■ WHAT IS REQUIRED:
Retrieve every line of the data holding the word "value".
*** DATA SUPPLIED Section Begins ***
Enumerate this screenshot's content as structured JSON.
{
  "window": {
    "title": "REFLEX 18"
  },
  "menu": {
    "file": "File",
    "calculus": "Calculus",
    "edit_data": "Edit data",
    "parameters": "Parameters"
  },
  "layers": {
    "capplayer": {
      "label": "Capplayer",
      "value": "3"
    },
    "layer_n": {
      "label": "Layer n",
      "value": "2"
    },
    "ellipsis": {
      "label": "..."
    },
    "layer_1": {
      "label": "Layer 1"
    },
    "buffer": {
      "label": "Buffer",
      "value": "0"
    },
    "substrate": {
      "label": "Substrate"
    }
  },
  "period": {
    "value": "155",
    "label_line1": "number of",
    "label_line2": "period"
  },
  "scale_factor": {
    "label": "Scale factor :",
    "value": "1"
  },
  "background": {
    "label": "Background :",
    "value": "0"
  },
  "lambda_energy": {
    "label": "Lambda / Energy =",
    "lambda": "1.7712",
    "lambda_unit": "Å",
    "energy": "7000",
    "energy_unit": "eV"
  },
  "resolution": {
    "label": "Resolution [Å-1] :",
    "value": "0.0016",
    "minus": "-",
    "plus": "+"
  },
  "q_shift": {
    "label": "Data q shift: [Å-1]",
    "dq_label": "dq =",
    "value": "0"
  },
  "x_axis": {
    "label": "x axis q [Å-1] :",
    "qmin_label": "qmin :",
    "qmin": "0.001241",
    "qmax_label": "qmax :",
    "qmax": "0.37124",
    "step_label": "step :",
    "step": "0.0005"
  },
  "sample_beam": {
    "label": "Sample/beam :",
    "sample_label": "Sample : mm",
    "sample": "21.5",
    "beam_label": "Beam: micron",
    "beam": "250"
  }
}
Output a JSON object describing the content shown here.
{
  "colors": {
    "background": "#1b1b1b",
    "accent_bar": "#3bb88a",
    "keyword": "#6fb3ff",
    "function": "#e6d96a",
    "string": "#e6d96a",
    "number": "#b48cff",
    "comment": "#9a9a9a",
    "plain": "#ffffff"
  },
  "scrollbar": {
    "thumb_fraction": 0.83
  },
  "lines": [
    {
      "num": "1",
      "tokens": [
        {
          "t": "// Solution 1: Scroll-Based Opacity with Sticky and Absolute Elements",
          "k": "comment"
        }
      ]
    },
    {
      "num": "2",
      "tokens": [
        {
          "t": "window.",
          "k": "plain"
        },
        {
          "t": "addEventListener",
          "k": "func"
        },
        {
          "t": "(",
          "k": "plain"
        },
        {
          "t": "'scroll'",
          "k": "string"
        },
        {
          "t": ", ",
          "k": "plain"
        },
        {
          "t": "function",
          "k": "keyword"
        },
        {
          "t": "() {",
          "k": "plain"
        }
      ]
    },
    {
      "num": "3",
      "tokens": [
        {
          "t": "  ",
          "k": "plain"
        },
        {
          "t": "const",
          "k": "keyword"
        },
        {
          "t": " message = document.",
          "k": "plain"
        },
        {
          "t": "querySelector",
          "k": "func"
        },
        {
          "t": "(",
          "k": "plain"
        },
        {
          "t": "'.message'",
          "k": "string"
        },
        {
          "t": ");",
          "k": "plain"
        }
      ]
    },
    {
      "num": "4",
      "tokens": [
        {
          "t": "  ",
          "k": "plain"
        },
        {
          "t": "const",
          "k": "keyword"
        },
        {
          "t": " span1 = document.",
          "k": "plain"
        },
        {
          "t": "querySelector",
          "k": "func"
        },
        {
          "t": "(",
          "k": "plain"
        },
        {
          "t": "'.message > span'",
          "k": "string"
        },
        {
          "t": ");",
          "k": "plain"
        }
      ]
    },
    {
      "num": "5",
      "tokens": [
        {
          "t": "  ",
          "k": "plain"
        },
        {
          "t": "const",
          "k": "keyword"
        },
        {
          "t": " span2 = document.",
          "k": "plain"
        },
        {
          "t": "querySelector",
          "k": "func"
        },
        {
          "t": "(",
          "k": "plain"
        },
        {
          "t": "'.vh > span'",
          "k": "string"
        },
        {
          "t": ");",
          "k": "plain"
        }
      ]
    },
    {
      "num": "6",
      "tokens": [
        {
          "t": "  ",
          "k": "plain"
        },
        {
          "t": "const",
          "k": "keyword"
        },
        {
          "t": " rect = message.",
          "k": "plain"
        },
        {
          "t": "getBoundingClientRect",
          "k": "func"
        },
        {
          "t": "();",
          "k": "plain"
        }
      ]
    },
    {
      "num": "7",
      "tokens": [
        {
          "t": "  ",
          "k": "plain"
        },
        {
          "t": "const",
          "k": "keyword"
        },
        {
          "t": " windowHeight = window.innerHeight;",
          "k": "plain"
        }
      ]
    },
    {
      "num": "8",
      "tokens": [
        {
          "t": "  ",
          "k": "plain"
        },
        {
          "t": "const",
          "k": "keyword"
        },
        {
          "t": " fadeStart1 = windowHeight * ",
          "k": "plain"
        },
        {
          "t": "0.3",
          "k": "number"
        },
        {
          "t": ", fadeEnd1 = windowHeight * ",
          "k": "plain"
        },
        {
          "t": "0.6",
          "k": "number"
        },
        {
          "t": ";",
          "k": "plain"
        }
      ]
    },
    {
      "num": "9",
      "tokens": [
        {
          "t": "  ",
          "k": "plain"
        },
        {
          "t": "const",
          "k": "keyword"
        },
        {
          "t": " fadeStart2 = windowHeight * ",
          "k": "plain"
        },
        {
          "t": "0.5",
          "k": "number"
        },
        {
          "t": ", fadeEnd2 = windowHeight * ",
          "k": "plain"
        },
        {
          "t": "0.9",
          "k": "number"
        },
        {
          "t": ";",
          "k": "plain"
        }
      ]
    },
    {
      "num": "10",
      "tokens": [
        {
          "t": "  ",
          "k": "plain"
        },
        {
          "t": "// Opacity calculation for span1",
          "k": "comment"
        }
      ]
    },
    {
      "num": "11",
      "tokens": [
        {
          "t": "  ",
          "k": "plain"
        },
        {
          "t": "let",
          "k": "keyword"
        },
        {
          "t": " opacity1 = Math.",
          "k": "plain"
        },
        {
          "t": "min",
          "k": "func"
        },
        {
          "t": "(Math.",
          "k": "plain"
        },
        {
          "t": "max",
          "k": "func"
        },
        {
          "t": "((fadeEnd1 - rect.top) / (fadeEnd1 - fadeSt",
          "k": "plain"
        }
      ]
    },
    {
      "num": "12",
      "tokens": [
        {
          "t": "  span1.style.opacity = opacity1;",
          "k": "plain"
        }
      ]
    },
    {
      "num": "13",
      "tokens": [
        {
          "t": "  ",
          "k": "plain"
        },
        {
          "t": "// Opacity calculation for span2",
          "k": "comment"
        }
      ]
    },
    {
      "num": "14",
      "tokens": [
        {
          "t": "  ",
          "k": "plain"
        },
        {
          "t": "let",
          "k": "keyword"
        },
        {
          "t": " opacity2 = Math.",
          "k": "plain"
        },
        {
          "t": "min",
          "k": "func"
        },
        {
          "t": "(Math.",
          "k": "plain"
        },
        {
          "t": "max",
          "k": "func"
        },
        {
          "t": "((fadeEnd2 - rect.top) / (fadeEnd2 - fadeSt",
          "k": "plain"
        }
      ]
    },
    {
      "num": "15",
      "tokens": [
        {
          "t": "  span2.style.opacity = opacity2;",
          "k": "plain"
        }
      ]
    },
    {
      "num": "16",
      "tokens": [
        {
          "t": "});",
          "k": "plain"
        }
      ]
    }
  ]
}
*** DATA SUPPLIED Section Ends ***
■ RESPONSE AREA:
      "value": "3"
      "value": "2"
      "value": "0"
    "value": "155",
    "value": "1"
    "value": "0"
    "value": "0.0016",
    "value": "0"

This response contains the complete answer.